At our subsequent technical planning sessions before our build Sprints, where previously we would work through tasks and test cases to deliver the feature, we now also work through technical tasks to automate the migration. Our QA team defines additional test cases to test the migration automation, and we test documentation to ensure that the migration is easily replicated by our Community.
Our "release train" is enabled by our early adoption of the "Gitflow" branching model, our devops (continuous integration and deployment) and our investment in testing environments.
Safe releasing: Evolving our quality assurance
Our development team has used Gitflow, automated unit and automated end-to-end testing in our CI/CD pipeline for many years. But it was thanks to an invaluable conversation with Petteri Kivimäki (CTO: Nordic Institute for Interoperability Solutions), who showed us how we could standardise our manual QA with Gitflow to make our release process robust.
Petteri showed us how, at X-Road, they had bucketed quality assurance processes into what they referred to as "Quality Gates" at key Gitflow moments that matter. We were running similar automated tests for feature and release branches, and now we knew how to scale these tests with manual QA processes. Thus we are now utilising our limited QA capacity effectively without overburdening them unnecessarily with the maintenance of hotfixes for previous releases.
At OpenCRVS, we have adapted X-Road's "Quality Gate" concept (which defines specific gates and QA flows for features, beta releases, stable releases and hotfixes) with our GitHub Action CI/CD pipeline, our dedicated Staging, QA, Configuration and Migration environments and the existing automated tooling that had been so successful for us in the past.

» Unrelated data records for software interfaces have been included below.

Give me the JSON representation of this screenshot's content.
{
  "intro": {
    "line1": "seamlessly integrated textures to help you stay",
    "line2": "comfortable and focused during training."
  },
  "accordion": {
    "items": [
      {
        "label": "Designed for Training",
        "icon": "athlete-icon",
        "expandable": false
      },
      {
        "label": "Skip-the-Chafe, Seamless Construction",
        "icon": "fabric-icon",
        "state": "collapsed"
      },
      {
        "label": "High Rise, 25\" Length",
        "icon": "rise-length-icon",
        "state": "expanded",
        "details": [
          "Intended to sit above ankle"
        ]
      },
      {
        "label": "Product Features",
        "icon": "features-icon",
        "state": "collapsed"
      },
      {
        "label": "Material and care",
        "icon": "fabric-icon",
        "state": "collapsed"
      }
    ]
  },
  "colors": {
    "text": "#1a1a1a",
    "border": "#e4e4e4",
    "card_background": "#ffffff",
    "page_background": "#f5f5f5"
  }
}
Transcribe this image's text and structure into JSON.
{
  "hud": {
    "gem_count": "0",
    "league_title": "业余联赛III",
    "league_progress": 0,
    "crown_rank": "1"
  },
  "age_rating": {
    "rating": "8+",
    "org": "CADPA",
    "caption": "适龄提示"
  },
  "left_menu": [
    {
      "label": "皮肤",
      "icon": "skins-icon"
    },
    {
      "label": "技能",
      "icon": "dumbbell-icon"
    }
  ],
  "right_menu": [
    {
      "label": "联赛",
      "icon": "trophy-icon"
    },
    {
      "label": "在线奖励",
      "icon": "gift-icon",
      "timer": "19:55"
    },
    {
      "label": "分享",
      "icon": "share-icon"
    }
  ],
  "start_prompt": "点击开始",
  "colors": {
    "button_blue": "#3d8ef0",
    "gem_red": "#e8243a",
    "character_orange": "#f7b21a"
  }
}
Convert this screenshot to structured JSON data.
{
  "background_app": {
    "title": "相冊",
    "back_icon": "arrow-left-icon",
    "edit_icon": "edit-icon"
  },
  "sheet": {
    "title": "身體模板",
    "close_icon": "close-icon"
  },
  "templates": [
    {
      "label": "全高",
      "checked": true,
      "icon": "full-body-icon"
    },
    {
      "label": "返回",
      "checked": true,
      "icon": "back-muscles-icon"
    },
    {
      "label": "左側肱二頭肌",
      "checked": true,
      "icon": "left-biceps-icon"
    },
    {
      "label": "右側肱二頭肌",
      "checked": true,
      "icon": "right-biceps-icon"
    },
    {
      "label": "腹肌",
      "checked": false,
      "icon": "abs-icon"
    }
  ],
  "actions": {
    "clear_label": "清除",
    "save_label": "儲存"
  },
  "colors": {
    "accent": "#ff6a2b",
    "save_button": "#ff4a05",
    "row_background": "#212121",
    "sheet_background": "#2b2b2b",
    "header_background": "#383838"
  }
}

We can now release a minimally tested beta in advance of a stable release, getting features out to our Community faster. We can maintain releases, and our Community knows to what level of testing each semantic version has received. We will continue with our annual 3rd party application and infrastructure penetration test as standard.
Going forward: Maintaining existing releases and scheduling new ones
As a Digital Public Good, it is imperative for us to keep government system administrators and our system implementer community informed of when they can expect new releases and for how long they will receive release support.
OpenCRVS core capacity is limited, so the sharper-eyed of you may have noticed the 6-month support schedule in our Gitflow diagram. This makes our efforts to ensure an automated and easy upgrade procedure a critical process for us to maintain.
We are currently able to schedule substantial releases 3 times per year following the calendar below. We will also be able to issue hotfix releases regularly with our new quality assurance approach. In the future, we intend to extend support of previous releases for up to 12 months or longer, so please look out for announcements on our social channels. You can read more about our versioning approach in our release documentation.
We are whole-heartedly committed to supporting system admins and implementers as they maintain and upgrade OpenCRVS on behalf of governments. If you are upgrading your version of OpenCRVS and have any questions at all, we would love to hear from you. We would also really appreciate your thoughts on this article.